MO5612 Global History, Globalisation and its Histories

The module is designed as an introductory module to the field of global history, its methods, approaches and recent historiographical trends. It is divided into two parts. The first part is designed as an introduction to recent trends that have contributed to the emergence of global history. Furthermore, the first part discusses several distinct fields and schools (such as the concept of World Systems by I. Wallerstein) and key narratives and texts (C. Bayly and K. Pommeranz).

The second part engages with different processes that have spurred globalisation since the early modern period – the key focus, however, is on the late-modern period from c.1750. These include processes such as migration, urbanisation, technology or disease. Selected sessions, in particular in part II, may be co-taught by two members of staff who will bring different perspectives, cases and periods to these processes.


Introduction: Global History and the History of Globalisation

I. Approaches and Key Texts
Concepts and Perspectives: New Imperial Histories, Post-Colonial Theory and Global History
World System and Globalisation: Key Interpretations
Master Narratives I: C.A. Bayly
Master Narratives II: K. Pomeranz

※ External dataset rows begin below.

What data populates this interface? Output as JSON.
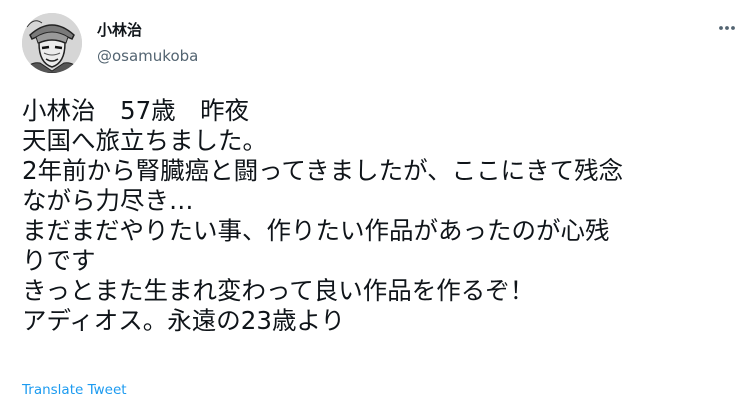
{
  "author": {
    "display_name": "小林治",
    "handle": "@osamukoba"
  },
  "tweet": {
    "lines": [
      "小林治　57歳　昨夜",
      "天国へ旅立ちました。",
      "2年前から腎臓癌と闘ってきましたが、ここにきて残念",
      "ながら力尽き…",
      "まだまだやりたい事、作りたい作品があったのが心残",
      "りです",
      "きっとまた生まれ変わって良い作品を作るぞ！",
      "アディオス。永遠の23歳より"
    ]
  },
  "actions": {
    "translate_label": "Translate Tweet",
    "more_icon": "ellipsis-icon"
  },
  "colors": {
    "text": "#0f1419",
    "secondary": "#536471",
    "link": "#1d9bf0"
  }
}
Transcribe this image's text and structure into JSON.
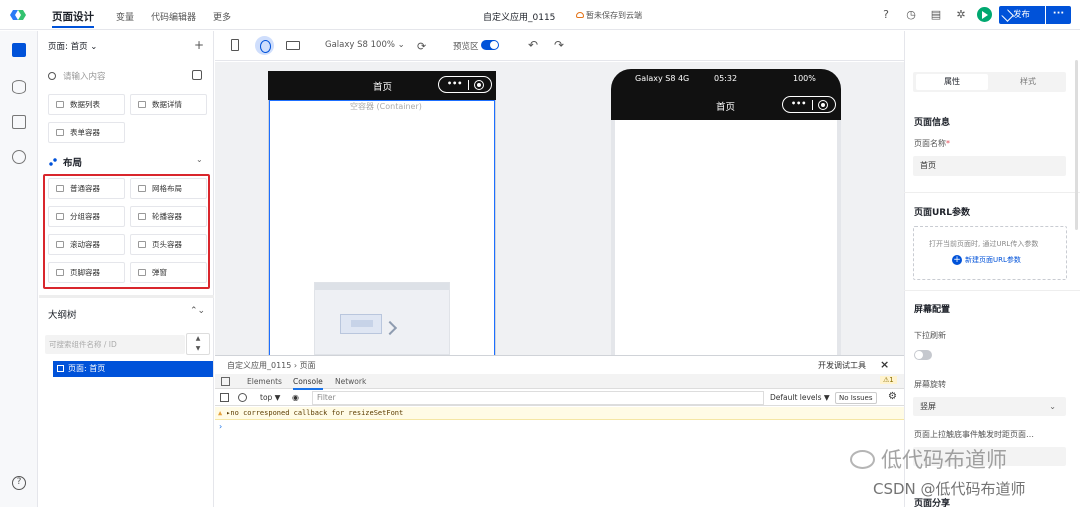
{
  "topbar": {
    "brand": "页面设计",
    "nav": [
      "变量",
      "代码编辑器",
      "更多"
    ],
    "app_name": "自定义应用_0115",
    "save_status": "暂未保存到云端",
    "publish_label": "发布",
    "more_label": "···"
  },
  "left": {
    "page_selector": "页面: 首页 ⌄",
    "add": "+",
    "search_placeholder": "请输入内容",
    "data_components": [
      "数据列表",
      "数据详情",
      "表单容器"
    ],
    "layout_title": "布局",
    "layout_components": [
      "普通容器",
      "网格布局",
      "分组容器",
      "轮播容器",
      "滚动容器",
      "页头容器",
      "页脚容器",
      "弹窗"
    ],
    "outline_title": "大纲树",
    "outline_search_placeholder": "可搜索组件名称 / ID",
    "outline_node": "页面: 首页"
  },
  "device_bar": {
    "device_name": "Galaxy S8 100% ⌄",
    "preview_label": "预览区"
  },
  "canvas": {
    "phone1_title": "首页",
    "container_label": "空容器 (Container)",
    "phone2_carrier": "Galaxy S8 4G",
    "phone2_time": "05:32",
    "phone2_battery": "100%",
    "phone2_title": "首页",
    "capsule_dots": "•••"
  },
  "devtools": {
    "breadcrumb": "自定义应用_0115 › 页面",
    "open_label": "开发调试工具",
    "close": "×",
    "tabs": [
      "Elements",
      "Console",
      "Network"
    ],
    "warn_count": "⚠1",
    "context": "top ▼",
    "filter_placeholder": "Filter",
    "levels": "Default levels ▼",
    "issues": "No Issues",
    "warning_message": "▸no corresponed callback for resizeSetFont",
    "prompt": "›"
  },
  "right": {
    "tab_attr": "属性",
    "tab_style": "样式",
    "page_info_title": "页面信息",
    "page_name_label": "页面名称",
    "page_name_value": "首页",
    "url_params_title": "页面URL参数",
    "url_hint": "打开当前页面时, 通过URL传入参数",
    "url_new": "新建页面URL参数",
    "screen_title": "屏幕配置",
    "pull_refresh_label": "下拉刷新",
    "rotation_label": "屏幕旋转",
    "rotation_value": "竖屏",
    "distance_label": "页面上拉触底事件触发时距页面…",
    "share_title": "页面分享"
  },
  "watermark": {
    "line1": "低代码布道师",
    "line2": "CSDN @低代码布道师"
  }
}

II. Practicing Global History: Processes, Spaces and Cases
Consumption and the Circulation of Global Goods, c.1650s-1830s
Technology and Global Connections, c.1840s-1900s
Global Migrations and Hybrid Cultures, c.1840-1950s
Global Crisis, Environment, Diseases and Intervention
The Metropolis as Hub for Global Cultures


Depending on staff availability this modules is team-taught by Sarah Easterby-Smith, Konrad Lawson, Chandrika Kaul, Bernhard Struck or Stephen Tyre.

Introductory Reading

  • Bayly, C. A. The Birth of the Modern World, 1780-1914: Global Connections and Comparisons (2004).
  • Berg, Maxine. “From Globalization to Global History.” History Workshop Journal 64, no. 1 (2007): 335 –340.
  • Middell, Matthias, and Katja Naumann. “Global History and the Spatial Turn: From the Impact of Area Studies to the Study of Critical Junctures of Globalization.” Journal of Global History 5, no. 01 (2010): 149–170.

100% coursework